Federal funding for child care subsidies has increased substantially since 1996. Although many more low-income families receive help paying for child care, there is little rigorous evidence to guide states’ decisions on structuring subsidy programs. This is the final report of a random assignment study in Cook County, Illinois, that seeks to answer two policy questions: whether providing subsidies to families whose incomes are just over the state’s eligibility limit affects their child care and employment outcomes, and whether extending the length of time before families must reapply for subsidies affects the receipt of subsidies and related outcomes.
This study included 1,884 families who applied for child care subsidies in Cook County, Illinois, between March 2005 and May 2006, and whose incomes exceeded the state’s eligibility limits. Families were randomly assigned to a program group, which was approved to receive subsidies even though family income was above the usual eligibility limit, or to a control group, which remained ineligible for subsidies as long as family income was above the state guidelines. In addition, a random half of the program group was asked to confirm its eligibility for subsidies every six months (the state standard) while the other half was asked to reconfirm eligibility annually. Because families were assigned at random to the program and the control groups, any systematic differences that emerged after random assignment can reliably be attributed to the policy changes being studied.
The results suggest the following:

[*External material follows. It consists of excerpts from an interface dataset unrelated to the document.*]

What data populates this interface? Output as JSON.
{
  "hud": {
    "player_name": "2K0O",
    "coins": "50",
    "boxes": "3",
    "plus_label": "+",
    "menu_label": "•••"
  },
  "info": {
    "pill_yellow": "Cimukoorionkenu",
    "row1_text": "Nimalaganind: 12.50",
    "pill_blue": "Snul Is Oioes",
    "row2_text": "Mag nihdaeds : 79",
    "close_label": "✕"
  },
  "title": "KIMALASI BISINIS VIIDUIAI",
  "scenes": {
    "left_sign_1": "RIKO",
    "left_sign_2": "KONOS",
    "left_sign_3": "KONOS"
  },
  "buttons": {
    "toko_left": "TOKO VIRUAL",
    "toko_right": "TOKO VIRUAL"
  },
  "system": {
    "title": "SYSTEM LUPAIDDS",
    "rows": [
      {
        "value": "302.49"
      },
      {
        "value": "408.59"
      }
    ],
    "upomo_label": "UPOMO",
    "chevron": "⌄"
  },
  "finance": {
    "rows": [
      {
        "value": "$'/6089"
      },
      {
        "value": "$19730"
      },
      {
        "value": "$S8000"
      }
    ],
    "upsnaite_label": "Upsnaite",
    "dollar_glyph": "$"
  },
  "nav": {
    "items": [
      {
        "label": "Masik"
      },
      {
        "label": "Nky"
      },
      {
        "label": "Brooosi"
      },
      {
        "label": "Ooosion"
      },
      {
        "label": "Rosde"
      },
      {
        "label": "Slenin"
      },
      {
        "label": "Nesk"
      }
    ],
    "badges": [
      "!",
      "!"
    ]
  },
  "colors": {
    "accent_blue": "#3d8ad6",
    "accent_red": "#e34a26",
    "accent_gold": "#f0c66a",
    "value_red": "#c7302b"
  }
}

- Approving families to receive subsidies did not lead to increased employment or earnings. In large part this is because most study participants were steadily employed. Over the two-year follow-up period, program group families received subsidies for eight months longer than control group families. However, both the program group and the control group earned about $26,500 each year on average, and more than 85 percent of parents in each group worked in any quarter. Thus, there was little room for the program to have an effect on employment for families who were eligible for the study.
- Child care subsidies affect a range of child care outcomes. Compared with the control group, families in the program group reported greater use of center-based care, more stable child care, increased satisfaction with care, and fewer job-related problems due to child care.
- Extending the eligibility period increased the use of subsidies but had few other effects. Over the two years of the study, families who had to confirm their eligibility once a year received subsidies for 2.5 months longer than those who had to do it every six months. However, the longer redetermination period had few effects on other child care and employment outcomes.
The results suggest that child care subsidies might not be needed to support parental employment for the nonpoor families included in this study, but they do have a range of effects on child care outcomes that could lead to other, unmeasured effects, such as reduced parental stress and increased family well-being.